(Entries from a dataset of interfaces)
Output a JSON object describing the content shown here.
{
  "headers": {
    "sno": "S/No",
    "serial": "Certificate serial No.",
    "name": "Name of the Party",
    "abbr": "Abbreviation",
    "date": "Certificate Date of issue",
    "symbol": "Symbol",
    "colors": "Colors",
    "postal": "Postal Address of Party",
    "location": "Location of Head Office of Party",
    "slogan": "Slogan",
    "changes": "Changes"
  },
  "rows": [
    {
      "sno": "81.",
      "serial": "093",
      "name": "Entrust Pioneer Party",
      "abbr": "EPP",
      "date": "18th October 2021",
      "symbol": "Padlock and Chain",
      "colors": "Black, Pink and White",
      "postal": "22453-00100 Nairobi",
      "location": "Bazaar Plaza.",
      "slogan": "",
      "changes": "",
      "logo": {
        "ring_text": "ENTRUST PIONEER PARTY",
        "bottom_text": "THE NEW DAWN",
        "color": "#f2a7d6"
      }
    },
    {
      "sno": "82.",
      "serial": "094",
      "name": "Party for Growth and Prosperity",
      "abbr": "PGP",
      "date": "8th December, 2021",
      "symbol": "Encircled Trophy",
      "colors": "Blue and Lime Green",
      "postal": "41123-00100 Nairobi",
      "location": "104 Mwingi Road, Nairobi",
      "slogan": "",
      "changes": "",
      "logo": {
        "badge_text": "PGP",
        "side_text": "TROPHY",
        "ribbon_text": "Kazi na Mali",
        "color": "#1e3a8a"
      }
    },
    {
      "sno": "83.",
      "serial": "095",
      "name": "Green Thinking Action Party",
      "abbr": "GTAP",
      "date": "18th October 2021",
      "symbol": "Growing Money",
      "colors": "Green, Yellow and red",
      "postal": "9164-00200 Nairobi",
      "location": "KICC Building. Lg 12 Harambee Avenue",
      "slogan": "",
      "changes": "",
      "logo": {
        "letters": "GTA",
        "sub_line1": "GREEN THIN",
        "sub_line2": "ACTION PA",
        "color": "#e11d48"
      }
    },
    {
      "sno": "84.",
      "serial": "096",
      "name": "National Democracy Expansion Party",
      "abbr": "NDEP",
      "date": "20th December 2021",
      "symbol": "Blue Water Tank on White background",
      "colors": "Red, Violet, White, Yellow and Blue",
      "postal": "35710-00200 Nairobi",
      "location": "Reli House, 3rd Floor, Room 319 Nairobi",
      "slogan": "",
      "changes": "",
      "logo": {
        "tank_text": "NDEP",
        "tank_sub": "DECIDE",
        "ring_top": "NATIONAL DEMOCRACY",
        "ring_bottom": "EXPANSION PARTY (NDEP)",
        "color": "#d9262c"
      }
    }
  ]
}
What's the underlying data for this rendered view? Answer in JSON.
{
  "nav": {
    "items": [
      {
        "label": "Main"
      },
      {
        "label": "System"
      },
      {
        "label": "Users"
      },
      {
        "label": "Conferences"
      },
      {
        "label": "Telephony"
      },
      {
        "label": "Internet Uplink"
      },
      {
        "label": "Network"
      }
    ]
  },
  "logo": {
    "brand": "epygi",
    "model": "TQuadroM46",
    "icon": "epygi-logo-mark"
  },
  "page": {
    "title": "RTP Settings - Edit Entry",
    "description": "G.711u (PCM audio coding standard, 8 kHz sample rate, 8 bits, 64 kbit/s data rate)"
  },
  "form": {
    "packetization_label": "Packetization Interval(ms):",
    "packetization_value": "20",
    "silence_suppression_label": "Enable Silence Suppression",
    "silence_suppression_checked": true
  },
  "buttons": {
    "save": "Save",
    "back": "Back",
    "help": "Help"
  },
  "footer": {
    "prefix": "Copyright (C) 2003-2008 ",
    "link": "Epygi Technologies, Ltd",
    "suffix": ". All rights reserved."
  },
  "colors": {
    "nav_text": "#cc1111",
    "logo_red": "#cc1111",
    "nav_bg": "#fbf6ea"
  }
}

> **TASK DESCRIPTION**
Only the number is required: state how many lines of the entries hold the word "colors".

> **PROBLEM SOLUTION**
6